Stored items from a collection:
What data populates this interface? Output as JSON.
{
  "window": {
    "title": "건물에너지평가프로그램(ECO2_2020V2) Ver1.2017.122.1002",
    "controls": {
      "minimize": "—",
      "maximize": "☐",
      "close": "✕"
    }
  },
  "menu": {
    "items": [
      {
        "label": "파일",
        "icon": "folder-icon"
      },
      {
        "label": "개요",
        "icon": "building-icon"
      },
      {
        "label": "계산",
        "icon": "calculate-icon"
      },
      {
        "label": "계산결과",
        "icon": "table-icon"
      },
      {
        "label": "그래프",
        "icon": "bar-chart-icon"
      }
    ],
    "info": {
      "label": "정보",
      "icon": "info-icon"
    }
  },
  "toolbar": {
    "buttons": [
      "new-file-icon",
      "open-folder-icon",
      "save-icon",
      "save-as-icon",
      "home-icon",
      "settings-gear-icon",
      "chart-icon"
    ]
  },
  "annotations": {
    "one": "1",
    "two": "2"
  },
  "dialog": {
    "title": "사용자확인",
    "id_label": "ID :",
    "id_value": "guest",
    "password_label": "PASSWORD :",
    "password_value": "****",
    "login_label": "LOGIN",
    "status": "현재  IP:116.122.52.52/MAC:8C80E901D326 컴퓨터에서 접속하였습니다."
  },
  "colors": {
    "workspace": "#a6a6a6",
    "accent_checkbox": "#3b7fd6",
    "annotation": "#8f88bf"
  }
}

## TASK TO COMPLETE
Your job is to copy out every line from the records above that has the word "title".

## ANSWER FOR THIS EXERCISE
    "title": "건물에너지평가프로그램(ECO2_2020V2) Ver1.2017.122.1002",
    "title": "사용자확인",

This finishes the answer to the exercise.